-- Opening Marker --

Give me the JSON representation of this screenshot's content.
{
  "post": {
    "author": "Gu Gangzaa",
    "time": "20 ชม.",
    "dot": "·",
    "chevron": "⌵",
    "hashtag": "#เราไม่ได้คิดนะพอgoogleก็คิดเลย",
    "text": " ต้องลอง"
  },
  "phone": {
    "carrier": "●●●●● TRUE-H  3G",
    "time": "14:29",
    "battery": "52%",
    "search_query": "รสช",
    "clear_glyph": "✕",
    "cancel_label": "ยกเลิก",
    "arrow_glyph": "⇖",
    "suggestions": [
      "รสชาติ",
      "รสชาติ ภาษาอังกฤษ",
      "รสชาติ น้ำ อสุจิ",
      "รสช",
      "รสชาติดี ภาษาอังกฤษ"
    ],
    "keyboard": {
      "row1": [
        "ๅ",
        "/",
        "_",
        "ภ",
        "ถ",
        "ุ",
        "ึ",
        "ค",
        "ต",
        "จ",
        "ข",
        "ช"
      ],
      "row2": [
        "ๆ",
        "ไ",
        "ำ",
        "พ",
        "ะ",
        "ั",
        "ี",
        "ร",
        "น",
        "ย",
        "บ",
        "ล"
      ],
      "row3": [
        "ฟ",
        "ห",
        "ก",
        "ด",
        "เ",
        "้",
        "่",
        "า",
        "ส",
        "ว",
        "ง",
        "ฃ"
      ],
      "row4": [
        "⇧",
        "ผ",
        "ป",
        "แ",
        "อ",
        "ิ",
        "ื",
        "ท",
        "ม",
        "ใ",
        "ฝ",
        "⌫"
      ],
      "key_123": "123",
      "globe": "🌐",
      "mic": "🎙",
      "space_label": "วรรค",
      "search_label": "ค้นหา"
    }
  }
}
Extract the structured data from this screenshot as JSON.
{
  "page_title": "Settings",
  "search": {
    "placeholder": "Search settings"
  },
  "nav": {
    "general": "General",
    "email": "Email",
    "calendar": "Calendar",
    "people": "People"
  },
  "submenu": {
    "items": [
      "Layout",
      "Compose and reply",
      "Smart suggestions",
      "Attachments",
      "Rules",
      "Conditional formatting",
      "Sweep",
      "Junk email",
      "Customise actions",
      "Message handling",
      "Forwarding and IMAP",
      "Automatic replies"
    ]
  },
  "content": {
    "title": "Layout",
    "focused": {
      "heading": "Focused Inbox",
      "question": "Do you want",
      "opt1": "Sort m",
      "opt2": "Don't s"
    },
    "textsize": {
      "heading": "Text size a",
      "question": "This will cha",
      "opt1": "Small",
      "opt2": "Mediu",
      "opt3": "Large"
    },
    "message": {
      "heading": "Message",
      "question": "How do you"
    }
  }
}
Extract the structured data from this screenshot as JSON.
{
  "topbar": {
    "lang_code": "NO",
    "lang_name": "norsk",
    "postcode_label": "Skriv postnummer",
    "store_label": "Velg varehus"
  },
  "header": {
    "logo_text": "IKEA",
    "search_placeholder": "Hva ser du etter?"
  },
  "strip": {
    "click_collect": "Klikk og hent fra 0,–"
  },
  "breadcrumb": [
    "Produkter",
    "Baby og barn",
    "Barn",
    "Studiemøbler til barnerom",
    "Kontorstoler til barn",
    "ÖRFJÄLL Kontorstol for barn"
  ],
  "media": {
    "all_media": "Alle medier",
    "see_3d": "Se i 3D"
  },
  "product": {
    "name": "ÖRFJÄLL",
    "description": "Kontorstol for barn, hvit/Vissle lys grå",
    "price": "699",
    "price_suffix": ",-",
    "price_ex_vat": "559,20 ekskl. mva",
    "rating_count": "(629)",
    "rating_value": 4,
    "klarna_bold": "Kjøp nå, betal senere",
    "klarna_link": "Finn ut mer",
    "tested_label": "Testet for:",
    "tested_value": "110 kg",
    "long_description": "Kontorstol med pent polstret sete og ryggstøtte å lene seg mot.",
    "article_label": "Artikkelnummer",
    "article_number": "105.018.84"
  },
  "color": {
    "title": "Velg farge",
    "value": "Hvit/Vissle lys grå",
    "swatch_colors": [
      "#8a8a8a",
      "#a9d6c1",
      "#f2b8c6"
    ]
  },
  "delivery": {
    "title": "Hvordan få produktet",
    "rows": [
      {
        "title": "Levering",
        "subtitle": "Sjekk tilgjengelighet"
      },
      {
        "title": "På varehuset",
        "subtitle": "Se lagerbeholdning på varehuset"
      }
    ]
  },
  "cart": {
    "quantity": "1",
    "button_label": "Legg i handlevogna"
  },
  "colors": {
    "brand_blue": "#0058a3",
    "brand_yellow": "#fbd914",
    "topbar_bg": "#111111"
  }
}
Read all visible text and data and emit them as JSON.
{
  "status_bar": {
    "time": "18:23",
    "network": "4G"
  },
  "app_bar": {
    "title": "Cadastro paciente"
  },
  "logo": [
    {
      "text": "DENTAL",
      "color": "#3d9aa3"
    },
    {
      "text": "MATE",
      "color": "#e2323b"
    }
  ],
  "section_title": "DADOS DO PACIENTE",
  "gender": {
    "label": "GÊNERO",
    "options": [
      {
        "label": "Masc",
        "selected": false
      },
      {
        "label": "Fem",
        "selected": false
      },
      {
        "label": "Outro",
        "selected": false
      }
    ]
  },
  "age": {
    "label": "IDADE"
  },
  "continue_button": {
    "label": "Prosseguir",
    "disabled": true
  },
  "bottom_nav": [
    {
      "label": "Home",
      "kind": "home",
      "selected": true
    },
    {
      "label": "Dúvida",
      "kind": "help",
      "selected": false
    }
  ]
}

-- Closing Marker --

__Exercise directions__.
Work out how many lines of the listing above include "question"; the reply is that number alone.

__Answer__.
3